    ReplyDelete
  39. I have all of her regency novels and her crime stories. The planners at BBC and ITV are missing so much here by not televising them. Instead we have to put up with rubbish like "X Factor" and "Come Dine With Me". Georgette Heyer's books are well written and very readable. I would love to see Venetia on tv. Planners please note!!

    ReplyDelete
    Replies
    1. Clad in his customary black and silver, with raven hair unpowdered and elaborately dressed, diamonds on his fingers and in his cravat, Hugh Tracy Clare Belmanoir, Duke of Andover, sat at the escritoire in the library of his town house, writing.

      He wore no rouge on his face, the almost unnatural pallor of which seemed designedly enhanced by a patch set beneath his right eye. Brows and lashes were black, the former slanting slightly up at the corners, but his narrow, heavy-lidded eyes were green and strangely piercing. The thin lips curled a little, sneering, as one dead-white hand travelled to and fro across the paper.

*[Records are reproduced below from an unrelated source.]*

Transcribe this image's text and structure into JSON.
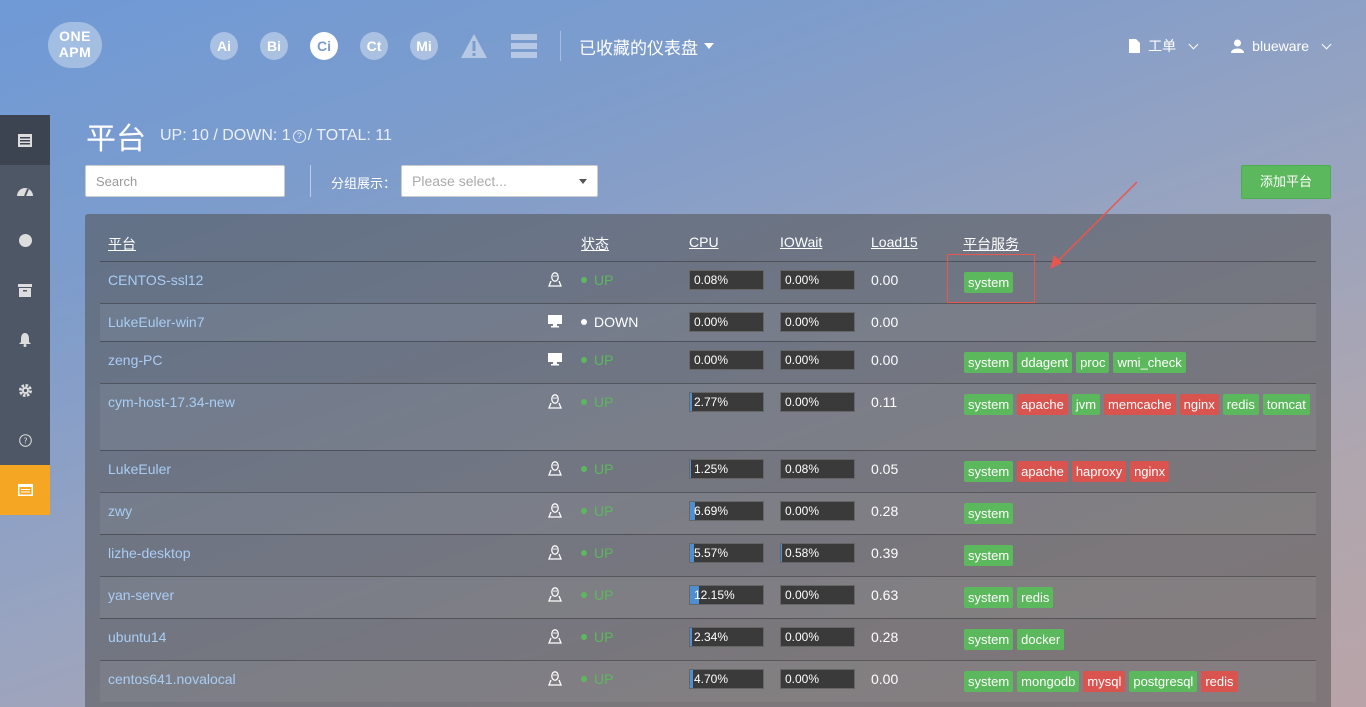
{
  "logo": {
    "line1": "ONE",
    "line2": "APM"
  },
  "topnav": {
    "apps": [
      {
        "label": "Ai",
        "active": false
      },
      {
        "label": "Bi",
        "active": false
      },
      {
        "label": "Ci",
        "active": true
      },
      {
        "label": "Ct",
        "active": false
      },
      {
        "label": "Mi",
        "active": false
      }
    ],
    "dashboard_label": "已收藏的仪表盘",
    "workorder_label": "工单",
    "user_label": "blueware"
  },
  "sidebar": {
    "items": [
      {
        "icon": "platform-list-icon",
        "active": "top"
      },
      {
        "icon": "dashboard-icon"
      },
      {
        "icon": "circle-icon"
      },
      {
        "icon": "archive-icon"
      },
      {
        "icon": "bell-icon"
      },
      {
        "icon": "gear-icon"
      },
      {
        "icon": "help-icon"
      },
      {
        "icon": "window-icon",
        "active": "orange"
      }
    ]
  },
  "header": {
    "title": "平台",
    "stats_up": "UP: 10 / DOWN: 1",
    "stats_total": " / TOTAL: 11",
    "help_glyph": "?"
  },
  "toolbar": {
    "search_placeholder": "Search",
    "group_label": "分组展示：",
    "select_placeholder": "Please select...",
    "add_button": "添加平台"
  },
  "table": {
    "headers": {
      "platform": "平台",
      "status": "状态",
      "cpu": "CPU",
      "iowait": "IOWait",
      "load15": "Load15",
      "services": "平台服务"
    },
    "rows": [
      {
        "host": "CENTOS-ssl12",
        "os": "linux",
        "status": "UP",
        "cpu": "0.08%",
        "cpu_pct": 0.08,
        "iowait": "0.00%",
        "iowait_pct": 0,
        "load": "0.00",
        "services": [
          {
            "name": "system",
            "color": "green"
          }
        ]
      },
      {
        "host": "LukeEuler-win7",
        "os": "windows",
        "status": "DOWN",
        "cpu": "0.00%",
        "cpu_pct": 0,
        "iowait": "0.00%",
        "iowait_pct": 0,
        "load": "0.00",
        "services": []
      },
      {
        "host": "zeng-PC",
        "os": "windows",
        "status": "UP",
        "cpu": "0.00%",
        "cpu_pct": 0,
        "iowait": "0.00%",
        "iowait_pct": 0,
        "load": "0.00",
        "services": [
          {
            "name": "system",
            "color": "green"
          },
          {
            "name": "ddagent",
            "color": "green"
          },
          {
            "name": "proc",
            "color": "green"
          },
          {
            "name": "wmi_check",
            "color": "green"
          }
        ]
      },
      {
        "host": "cym-host-17.34-new",
        "os": "linux",
        "status": "UP",
        "cpu": "2.77%",
        "cpu_pct": 2.77,
        "iowait": "0.00%",
        "iowait_pct": 0,
        "load": "0.11",
        "services": [
          {
            "name": "system",
            "color": "green"
          },
          {
            "name": "apache",
            "color": "red"
          },
          {
            "name": "jvm",
            "color": "green"
          },
          {
            "name": "memcache",
            "color": "red"
          },
          {
            "name": "nginx",
            "color": "red"
          },
          {
            "name": "redis",
            "color": "green"
          },
          {
            "name": "tomcat",
            "color": "green"
          }
        ]
      },
      {
        "host": "LukeEuler",
        "os": "linux",
        "status": "UP",
        "cpu": "1.25%",
        "cpu_pct": 1.25,
        "iowait": "0.08%",
        "iowait_pct": 0.08,
        "load": "0.05",
        "services": [
          {
            "name": "system",
            "color": "green"
          },
          {
            "name": "apache",
            "color": "red"
          },
          {
            "name": "haproxy",
            "color": "red"
          },
          {
            "name": "nginx",
            "color": "red"
          }
        ]
      },
      {
        "host": "zwy",
        "os": "linux",
        "status": "UP",
        "cpu": "6.69%",
        "cpu_pct": 6.69,
        "iowait": "0.00%",
        "iowait_pct": 0,
        "load": "0.28",
        "services": [
          {
            "name": "system",
            "color": "green"
          }
        ]
      },
      {
        "host": "lizhe-desktop",
        "os": "linux",
        "status": "UP",
        "cpu": "5.57%",
        "cpu_pct": 5.57,
        "iowait": "0.58%",
        "iowait_pct": 0.58,
        "load": "0.39",
        "services": [
          {
            "name": "system",
            "color": "green"
          }
        ]
      },
      {
        "host": "yan-server",
        "os": "linux",
        "status": "UP",
        "cpu": "12.15%",
        "cpu_pct": 12.15,
        "iowait": "0.00%",
        "iowait_pct": 0,
        "load": "0.63",
        "services": [
          {
            "name": "system",
            "color": "green"
          },
          {
            "name": "redis",
            "color": "green"
          }
        ]
      },
      {
        "host": "ubuntu14",
        "os": "linux",
        "status": "UP",
        "cpu": "2.34%",
        "cpu_pct": 2.34,
        "iowait": "0.00%",
        "iowait_pct": 0,
        "load": "0.28",
        "services": [
          {
            "name": "system",
            "color": "green"
          },
          {
            "name": "docker",
            "color": "green"
          }
        ]
      },
      {
        "host": "centos641.novalocal",
        "os": "linux",
        "status": "UP",
        "cpu": "4.70%",
        "cpu_pct": 4.7,
        "iowait": "0.00%",
        "iowait_pct": 0,
        "load": "0.00",
        "services": [
          {
            "name": "system",
            "color": "green"
          },
          {
            "name": "mongodb",
            "color": "green"
          },
          {
            "name": "mysql",
            "color": "red"
          },
          {
            "name": "postgresql",
            "color": "green"
          },
          {
            "name": "redis",
            "color": "red"
          }
        ]
      }
    ]
  },
  "colors": {
    "up": "#5cb85c",
    "down": "#ffffff",
    "tag_green": "#5cb85c",
    "tag_red": "#d9534f",
    "annotation": "#e8574d"
  }
}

      Delete
  40. I would love to see them do 'these old shades', 'devils cub', 'recency buck' and 'an infamous army' as they are continuing storylines /or tie together for the last book.
    But I also love so many of the other books I really wouldn't mind what one was chosen first!

    ReplyDelete
  41. Every year I look to see if any book has been dramatized and alas I find none . I would love - Convenient marriage / Friday's Child or Cotillion ,

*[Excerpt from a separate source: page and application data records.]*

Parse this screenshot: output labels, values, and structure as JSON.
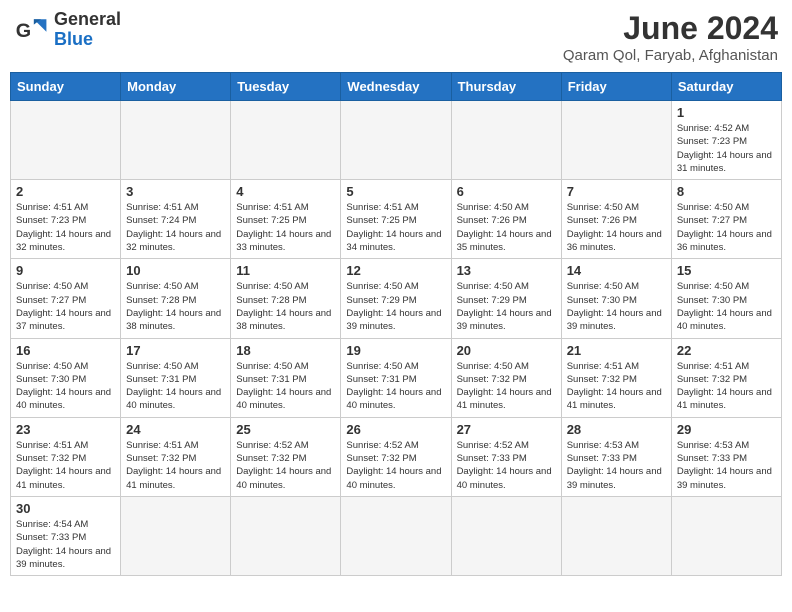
{
  "header": {
    "logo_text_regular": "General",
    "logo_text_blue": "Blue",
    "title": "June 2024",
    "subtitle": "Qaram Qol, Faryab, Afghanistan"
  },
  "weekdays": [
    "Sunday",
    "Monday",
    "Tuesday",
    "Wednesday",
    "Thursday",
    "Friday",
    "Saturday"
  ],
  "days": [
    {
      "date": "",
      "info": ""
    },
    {
      "date": "",
      "info": ""
    },
    {
      "date": "",
      "info": ""
    },
    {
      "date": "",
      "info": ""
    },
    {
      "date": "",
      "info": ""
    },
    {
      "date": "",
      "info": ""
    },
    {
      "date": "1",
      "info": "Sunrise: 4:52 AM\nSunset: 7:23 PM\nDaylight: 14 hours and 31 minutes."
    },
    {
      "date": "2",
      "info": "Sunrise: 4:51 AM\nSunset: 7:23 PM\nDaylight: 14 hours and 32 minutes."
    },
    {
      "date": "3",
      "info": "Sunrise: 4:51 AM\nSunset: 7:24 PM\nDaylight: 14 hours and 32 minutes."
    },
    {
      "date": "4",
      "info": "Sunrise: 4:51 AM\nSunset: 7:25 PM\nDaylight: 14 hours and 33 minutes."
    },
    {
      "date": "5",
      "info": "Sunrise: 4:51 AM\nSunset: 7:25 PM\nDaylight: 14 hours and 34 minutes."
    },
    {
      "date": "6",
      "info": "Sunrise: 4:50 AM\nSunset: 7:26 PM\nDaylight: 14 hours and 35 minutes."
    },
    {
      "date": "7",
      "info": "Sunrise: 4:50 AM\nSunset: 7:26 PM\nDaylight: 14 hours and 36 minutes."
    },
    {
      "date": "8",
      "info": "Sunrise: 4:50 AM\nSunset: 7:27 PM\nDaylight: 14 hours and 36 minutes."
    },
    {
      "date": "9",
      "info": "Sunrise: 4:50 AM\nSunset: 7:27 PM\nDaylight: 14 hours and 37 minutes."
    },
    {
      "date": "10",
      "info": "Sunrise: 4:50 AM\nSunset: 7:28 PM\nDaylight: 14 hours and 38 minutes."
    },
    {
      "date": "11",
      "info": "Sunrise: 4:50 AM\nSunset: 7:28 PM\nDaylight: 14 hours and 38 minutes."
    },
    {
      "date": "12",
      "info": "Sunrise: 4:50 AM\nSunset: 7:29 PM\nDaylight: 14 hours and 39 minutes."
    },
    {
      "date": "13",
      "info": "Sunrise: 4:50 AM\nSunset: 7:29 PM\nDaylight: 14 hours and 39 minutes."
    },
    {
      "date": "14",
      "info": "Sunrise: 4:50 AM\nSunset: 7:30 PM\nDaylight: 14 hours and 39 minutes."
    },
    {
      "date": "15",
      "info": "Sunrise: 4:50 AM\nSunset: 7:30 PM\nDaylight: 14 hours and 40 minutes."
    },
    {
      "date": "16",
      "info": "Sunrise: 4:50 AM\nSunset: 7:30 PM\nDaylight: 14 hours and 40 minutes."
    },
    {
      "date": "17",
      "info": "Sunrise: 4:50 AM\nSunset: 7:31 PM\nDaylight: 14 hours and 40 minutes."
    },
    {
      "date": "18",
      "info": "Sunrise: 4:50 AM\nSunset: 7:31 PM\nDaylight: 14 hours and 40 minutes."
    },
    {
      "date": "19",
      "info": "Sunrise: 4:50 AM\nSunset: 7:31 PM\nDaylight: 14 hours and 40 minutes."
    },
    {
      "date": "20",
      "info": "Sunrise: 4:50 AM\nSunset: 7:32 PM\nDaylight: 14 hours and 41 minutes."
    },
    {
      "date": "21",
      "info": "Sunrise: 4:51 AM\nSunset: 7:32 PM\nDaylight: 14 hours and 41 minutes."
    },
    {
      "date": "22",
      "info": "Sunrise: 4:51 AM\nSunset: 7:32 PM\nDaylight: 14 hours and 41 minutes."
    },
    {
      "date": "23",
      "info": "Sunrise: 4:51 AM\nSunset: 7:32 PM\nDaylight: 14 hours and 41 minutes."
    },
    {
      "date": "24",
      "info": "Sunrise: 4:51 AM\nSunset: 7:32 PM\nDaylight: 14 hours and 41 minutes."
    },
    {
      "date": "25",
      "info": "Sunrise: 4:52 AM\nSunset: 7:32 PM\nDaylight: 14 hours and 40 minutes."
    },
    {
      "date": "26",
      "info": "Sunrise: 4:52 AM\nSunset: 7:32 PM\nDaylight: 14 hours and 40 minutes."
    },
    {
      "date": "27",
      "info": "Sunrise: 4:52 AM\nSunset: 7:33 PM\nDaylight: 14 hours and 40 minutes."
    },
    {
      "date": "28",
      "info": "Sunrise: 4:53 AM\nSunset: 7:33 PM\nDaylight: 14 hours and 39 minutes."
    },
    {
      "date": "29",
      "info": "Sunrise: 4:53 AM\nSunset: 7:33 PM\nDaylight: 14 hours and 39 minutes."
    },
    {
      "date": "30",
      "info": "Sunrise: 4:54 AM\nSunset: 7:33 PM\nDaylight: 14 hours and 39 minutes."
    },
    {
      "date": "",
      "info": ""
    },
    {
      "date": "",
      "info": ""
    },
    {
      "date": "",
      "info": ""
    },
    {
      "date": "",
      "info": ""
    },
    {
      "date": "",
      "info": ""
    },
    {
      "date": "",
      "info": ""
    }
  ]
}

    ReplyDelete
  42. I would kill to see These Old Shades with Richard Armitage as Justin and Aidan Turner as Rupert

    ReplyDelete
  43. I would love to see Regency Buch, The Grand Sophy or the Unknown Ajax made as long as they were made well

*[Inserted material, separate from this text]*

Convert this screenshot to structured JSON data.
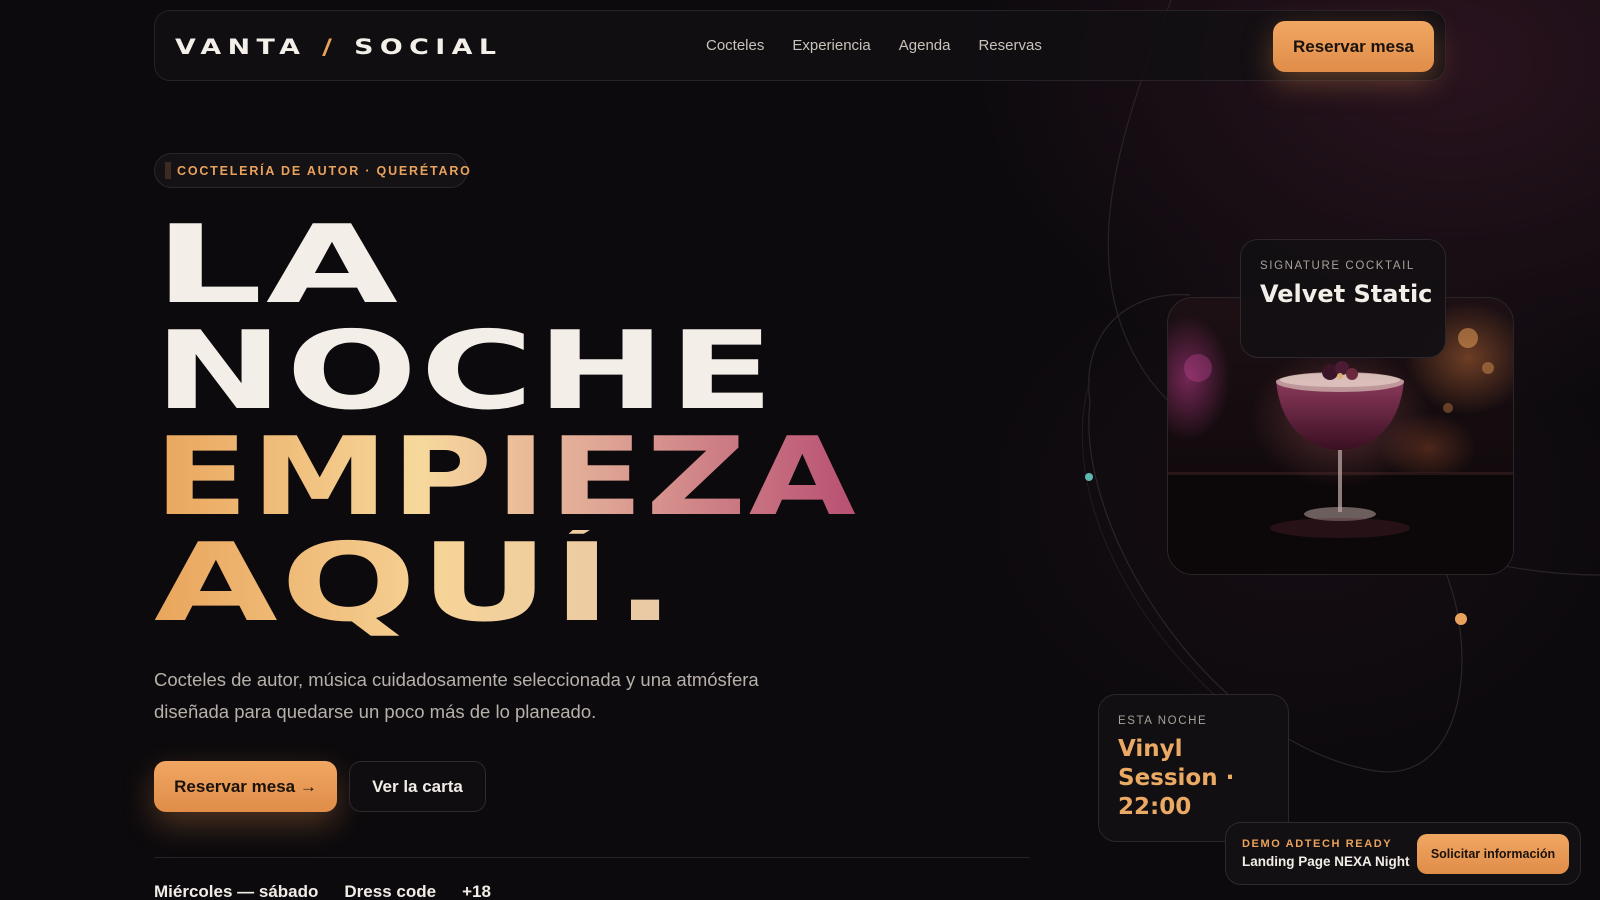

    ReplyDelete
  44. This summer I read my first Heyer novel (Arabella...LOVED it!), and my first thought after reading it was, if she wrote so many novels why on Earth has BBC not adapted them for screen??? I have now read 4 of her books, and each time I find a new favorite. I love them all! Of the 4 I have read, Black Sheep would be so fun on film, but I alsofound Arabella so hilarious (the scenes with the dog kill me!). Really, I'd be happy with any of them on film!

    ReplyDelete
  45. If we all write to Polly Hill, the new controller of drama at the BBC, perhaps she will be needle witted enough to set in motion a production or two of our favourite Heyer regency or thrillers. I know Susie Conklin (from the team who brought us Pride and Prejudice with Colin Firth and Jennifer Ehle) was working on Heyer adaptations a few years ago. She should be persuaded to continue.

    ReplyDelete
    Replies
    1. Hi Anonymous! The BBC might actually be on this one! If you know how to contact Polly Hill, let us know! http://janeaustenfilmclub.blogspot.ca/2015/11/the-grand-sophy-film-georgette-heyer.html

      Delete
  46. These old shades followed by devil's cub would be a great start and I'm sure appeal to a wide audience...then take it from there...I think after the success of cranford, downton and period dramas in general...we love them here and I there are some great actors and actresses - goodness I would love to be involved in casting!

    ReplyDelete
    Replies
    1. Wouldn't casting a Georgette Heyer be fun!

      Delete
  47. Fairly new to her novels, But I would love to see Cotillion in a film adaption.

    ReplyDelete
  48. senz'altro "Il cucciolo del diavolo"

    ReplyDelete
  49. LOVE Georgette Heyer! No one does historically accurate witty dialogue like her. Cotillion, Sylvester, Fridays child or Frederica would be my choices.

    ReplyDelete

ShareThis

LinkWithin

Related Posts with Thumbnails